The stage of your leukaemia means how far your chronic leukaemia has developed.
What staging means
When your doctors have all your test results they will know the stage of your chronic lymphocytic leukaemia (CLL).
For CLL staging, doctors look at the number of abnormal white blood cells and whether any lymph nodes or the spleen are enlarged. They also look at whether the production of normal blood cells has been affected.
Your doctor uses the stage of your chronic lymphocytic leukaemia to work out the treatment you will need.
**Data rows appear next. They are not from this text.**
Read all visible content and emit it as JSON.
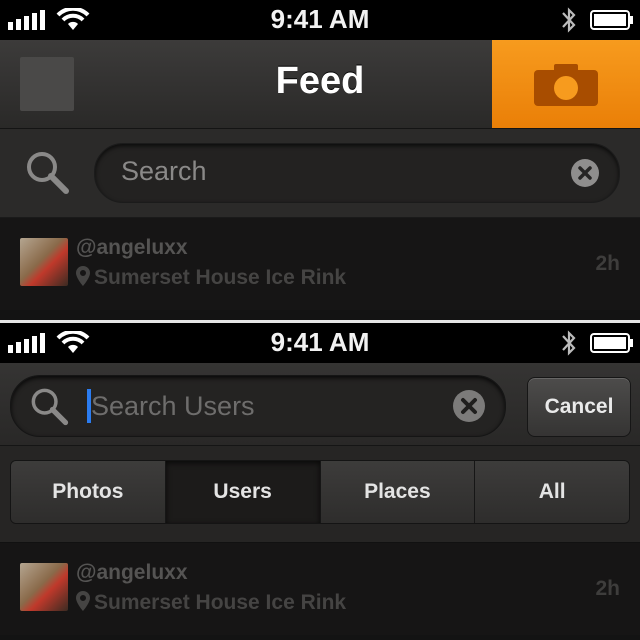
{
  "screen1": {
    "status": {
      "time": "9:41 AM"
    },
    "nav": {
      "title": "Feed"
    },
    "search": {
      "placeholder": "Search"
    },
    "feed_item": {
      "username": "@angeluxx",
      "location": "Sumerset House Ice Rink",
      "time": "2h"
    }
  },
  "screen2": {
    "status": {
      "time": "9:41 AM"
    },
    "search": {
      "placeholder": "Search Users",
      "cancel_label": "Cancel"
    },
    "segments": [
      {
        "label": "Photos",
        "active": false
      },
      {
        "label": "Users",
        "active": true
      },
      {
        "label": "Places",
        "active": false
      },
      {
        "label": "All",
        "active": false
      }
    ],
    "feed_item": {
      "username": "@angeluxx",
      "location": "Sumerset House Ice Rink",
      "time": "2h"
    }
  },
  "colors": {
    "accent_orange": "#f08a12",
    "caret_blue": "#2b7cf0",
    "divider": "#e6e6e6"
  },
  "icons": [
    "signal-icon",
    "wifi-icon",
    "bluetooth-icon",
    "battery-icon",
    "camera-icon",
    "search-icon",
    "clear-icon",
    "location-pin-icon"
  ]
}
There are different ways of staging different types of chronic leukaemia.
If you are looking for information on the stages of chronic myeloid leukaemia, this is the wrong section for you.
Staging chronic lymphocytic leukaemia (CLL)
There are two different staging systems for chronic lymphocytic leukaemia (CLL). These are the Binet staging system and the Rai system. In the UK and Europe doctors use the Binet staging system. The Rai system has 5 stages from 0 to IV. It is used more frequently in the USA, so we haven't discussed it here.
The Binet staging system for CLL has 3 stages:
- stage A – fewer than 3 groups of enlarged lymph nodes (lymphadenopathy) and a high white blood cell count
- stage B – more than 3 groups of enlarged lymph nodes and a high white blood cell count
- stage C – enlarged lymph nodes or spleen, a high white blood cell count, and low red blood cell or platelet counts
In each stage, a group of lymph nodes means lymph nodes in one area of the body, for example, in the neck, underarms or groin. Each area counts as one group even if the nodes on both sides of the body are swollen.
You may have swollen lymph nodes under both your arms and this would count as one group. The spleen also counts as one group of lymph nodes. In:
- stage A, the only symptom you are likely to have is enlarged lymph nodes
- stage B, you may feel tired and under the weather, or you may have no symptoms
- stage C, you have low levels of red blood cells (anaemia) and feel tired. You might have signs of abnormal blood clotting, such as nosebleeds, bruising or heavy periods. You may get repeated infections. You might also lose weight and have night sweats